On a player’s turn, they must try to place tiles on the board that are correct. Each empty spot shows the numbers “1” through “9”, and a player can use an erasable marker to show numbers which are eliminated from a spot. However, only by placing a tile will a player score any points. For the first correct tile placed on one turn, a player scores one point, for the second – two points, etc. A player also gets three points if they place the final tile in any row, column, or section. If a player places a tile in an incorrect position, as noticed by another player, the player who alerts the others to this situation removes the tile and scores a point instead of the placing player. The game continues until all the tiles are placed, at which point the player with the most points is the winner!
Some comments on the game...

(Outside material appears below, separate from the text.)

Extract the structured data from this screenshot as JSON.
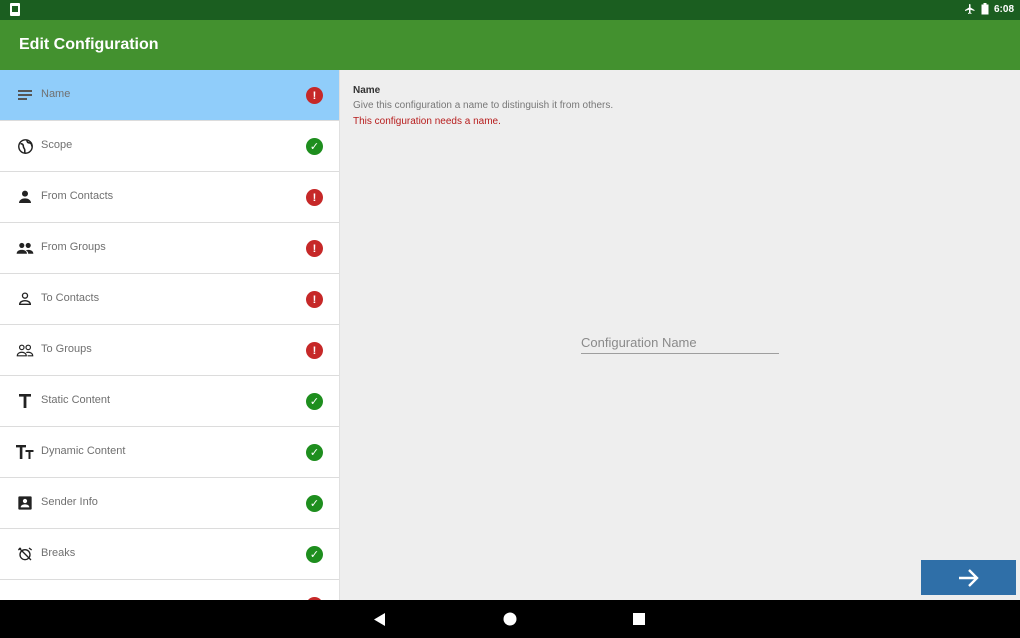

Code Sudoku is a very attractive game – one that really looks good on a table, certainly better than a puzzle clipped from a newspaper. The medium sized box and board come in an attractive red, white, and black motif; the board has shading to delineate between the different sections, and the numbers are slightly faded but are still easy to read. Whoever did the graphic design and layout of the game did a superb job. I’m not a huge fan of the sliding score markers on the side of the board, but that’s simply a personal preference on my part. The game comes with a little sponge to wipe the erasable marker off the plastic board, and it works fairly well. The tiles are thick yellow plastic pieces that nestle easily between the raised grid on the board. The sheets of Sudoku puzzles are very good quality – all with a puzzle on each side. A few blank sheets are included for people, who may get puzzles elsewhere (internet, newspaper, etc.)
The rules for Code Sudoku are less than a page, and the rules for the multiplayer version likewise. Yet the rulebook has six full-color, wonderfully formatted rules. The reason for this is that the designers have taken great pains in explaining just how to solve a Sudoku puzzle. I already use my own methodology, but for the casual beginner, these are fantastic tools on how to exactly solve a Sudoku. I consider Sudokus a very useful tool in the classroom – emphasizing logic, and the tips in the rules made for great lesson plans.
3. Fun Factor and Puzzles
You won’t see a lot of excitement and yelling at a table of Code Sudoku. Each player must concentrate the entire time – they must carefully watch the other players, to catch their mistakes and build off of their successful tile layings. When I do a Sudoku puzzle on my own, I can take a break whenever necessary, but in a multiplayer version of Sudoku, you can never really rest unless all players agree to take a break. The timer keeps things moving, and it adds a level of tenseness that’s not in the ordinary puzzle. If you are not a puzzle fan, or someone who is thrilled by cooperative or solo deep thought, then this is not a game for you.
Is the game better multiplayer? – I’m not sure. I want to say yes; but whenever I’ve played the game, invariably I’m better than my opponents, so it’s not much of a challenge. And in one game where I played folk who were quite good at Sudoku, it wasn’t much of a challenge for them, I’m sorry to say. Code Sudoku only works in situations in which the players have fairly equal skills. As a single player puzzle, it’s a nice set to work with, as long as you have the room to set it up. A magazine is still going to be preferable to this when traveling; but when a player is just setting the game up to work on it in the privacy of their own home, then I would prefer the board game.
If you are a Sudoku fan, then this is the best (I’ve seen and played several) board game version. It works well in a solo situation and actually has some good, entertaining multiplayer rules. For the average gamer who couldn’t care less about Sudoku, I would give this a pass. However, high quality components and a good selection of Sudoku puzzles will make this the perfect gift for your puzzle-minded friend.
Reprinted with permission
Originally published February 20, 2006 on TheDiceTower.com